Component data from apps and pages
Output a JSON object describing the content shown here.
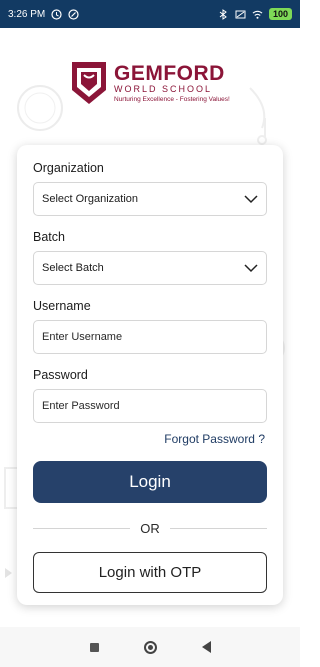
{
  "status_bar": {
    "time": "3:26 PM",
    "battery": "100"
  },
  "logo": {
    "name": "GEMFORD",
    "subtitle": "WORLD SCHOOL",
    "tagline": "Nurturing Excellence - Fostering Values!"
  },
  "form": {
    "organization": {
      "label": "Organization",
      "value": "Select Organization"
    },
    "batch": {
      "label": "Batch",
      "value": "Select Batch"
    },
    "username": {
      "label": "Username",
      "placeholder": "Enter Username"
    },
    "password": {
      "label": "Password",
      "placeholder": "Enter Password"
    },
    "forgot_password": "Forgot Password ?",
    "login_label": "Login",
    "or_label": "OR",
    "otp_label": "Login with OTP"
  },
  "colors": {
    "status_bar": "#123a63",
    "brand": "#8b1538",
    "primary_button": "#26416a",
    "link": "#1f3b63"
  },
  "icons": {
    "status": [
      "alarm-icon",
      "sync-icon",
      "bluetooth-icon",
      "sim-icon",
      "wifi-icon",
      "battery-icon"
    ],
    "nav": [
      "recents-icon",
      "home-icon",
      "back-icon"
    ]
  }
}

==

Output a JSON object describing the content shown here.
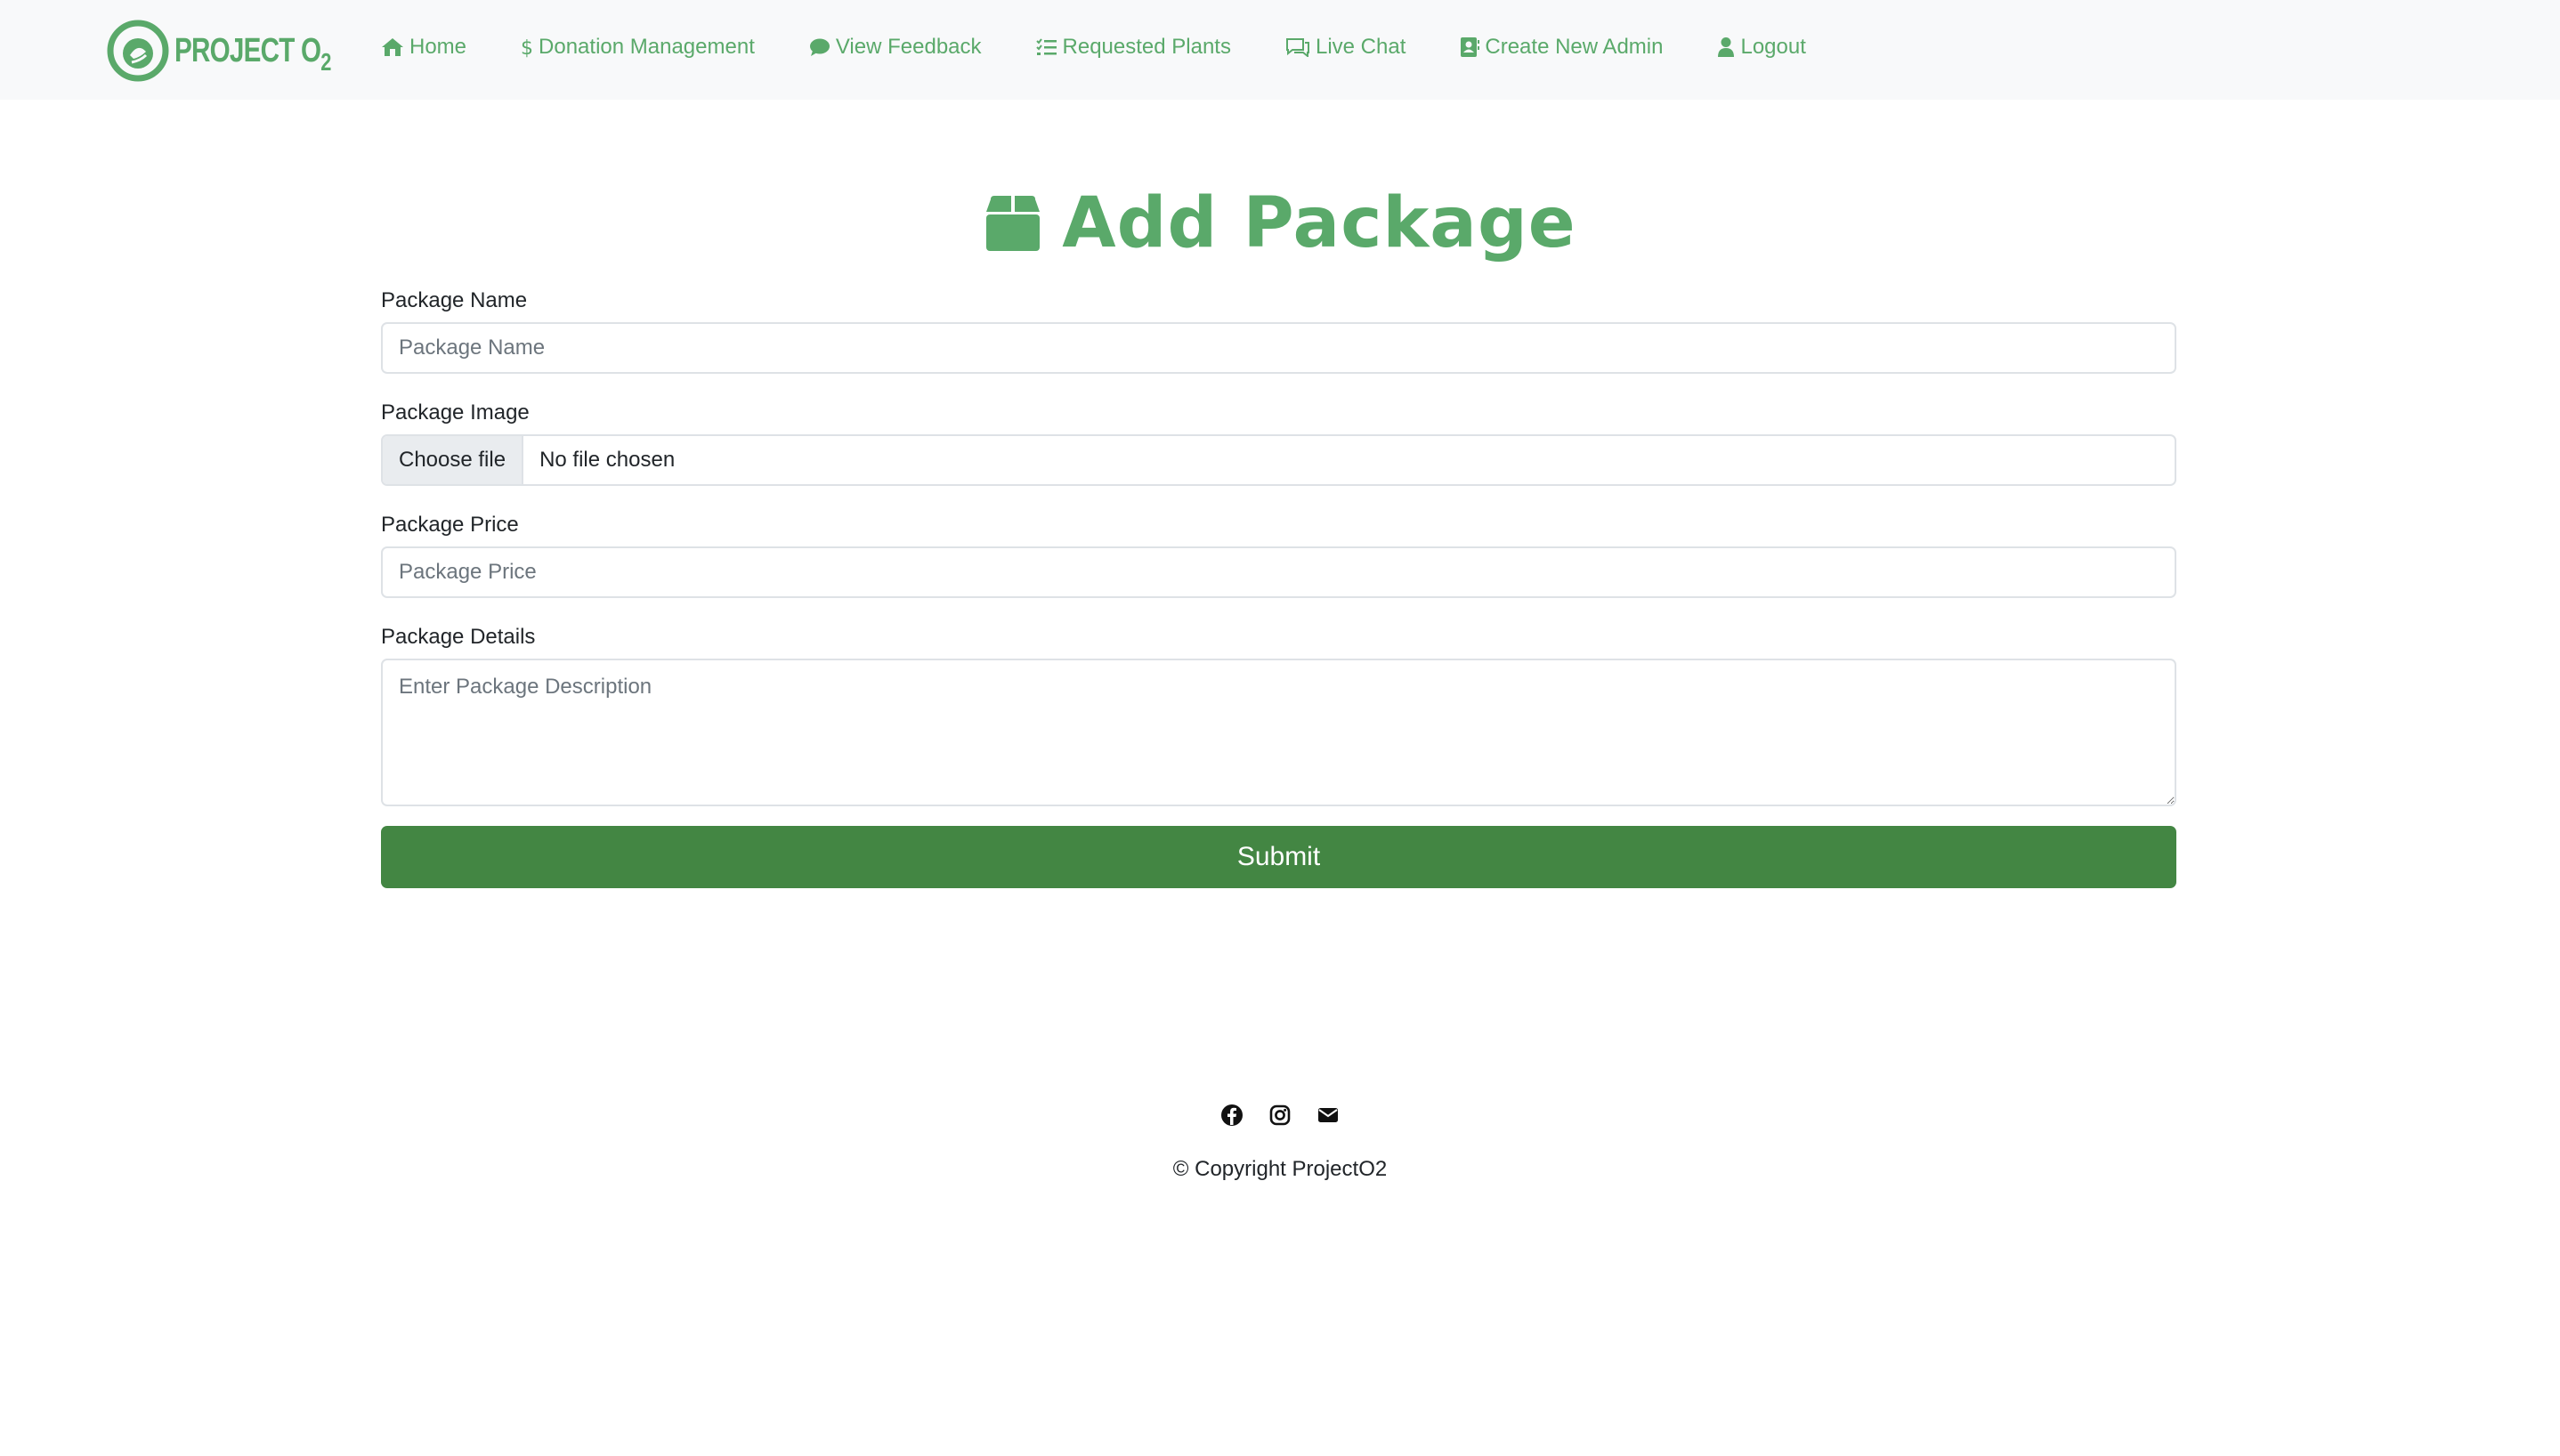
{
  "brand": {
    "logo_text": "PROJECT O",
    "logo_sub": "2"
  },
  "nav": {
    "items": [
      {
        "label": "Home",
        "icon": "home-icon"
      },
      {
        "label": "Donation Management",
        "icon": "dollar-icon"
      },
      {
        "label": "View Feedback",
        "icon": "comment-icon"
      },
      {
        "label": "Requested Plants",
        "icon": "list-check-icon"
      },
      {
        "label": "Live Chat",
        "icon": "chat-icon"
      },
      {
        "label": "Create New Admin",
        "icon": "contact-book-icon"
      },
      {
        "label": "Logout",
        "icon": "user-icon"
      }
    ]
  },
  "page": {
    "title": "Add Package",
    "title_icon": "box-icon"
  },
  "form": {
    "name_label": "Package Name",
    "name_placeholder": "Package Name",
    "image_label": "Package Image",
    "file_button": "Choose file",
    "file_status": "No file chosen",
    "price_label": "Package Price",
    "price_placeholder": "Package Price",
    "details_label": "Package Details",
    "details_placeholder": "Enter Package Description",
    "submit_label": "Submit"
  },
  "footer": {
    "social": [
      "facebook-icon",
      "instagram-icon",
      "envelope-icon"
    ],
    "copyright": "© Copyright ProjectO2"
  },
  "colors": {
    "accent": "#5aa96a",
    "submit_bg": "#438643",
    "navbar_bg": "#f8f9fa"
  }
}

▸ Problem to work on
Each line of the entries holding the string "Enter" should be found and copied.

▸ Solution
      "placeholder": "Enter Username"
      "placeholder": "Enter Password"
    "details_placeholder": "Enter Package Description",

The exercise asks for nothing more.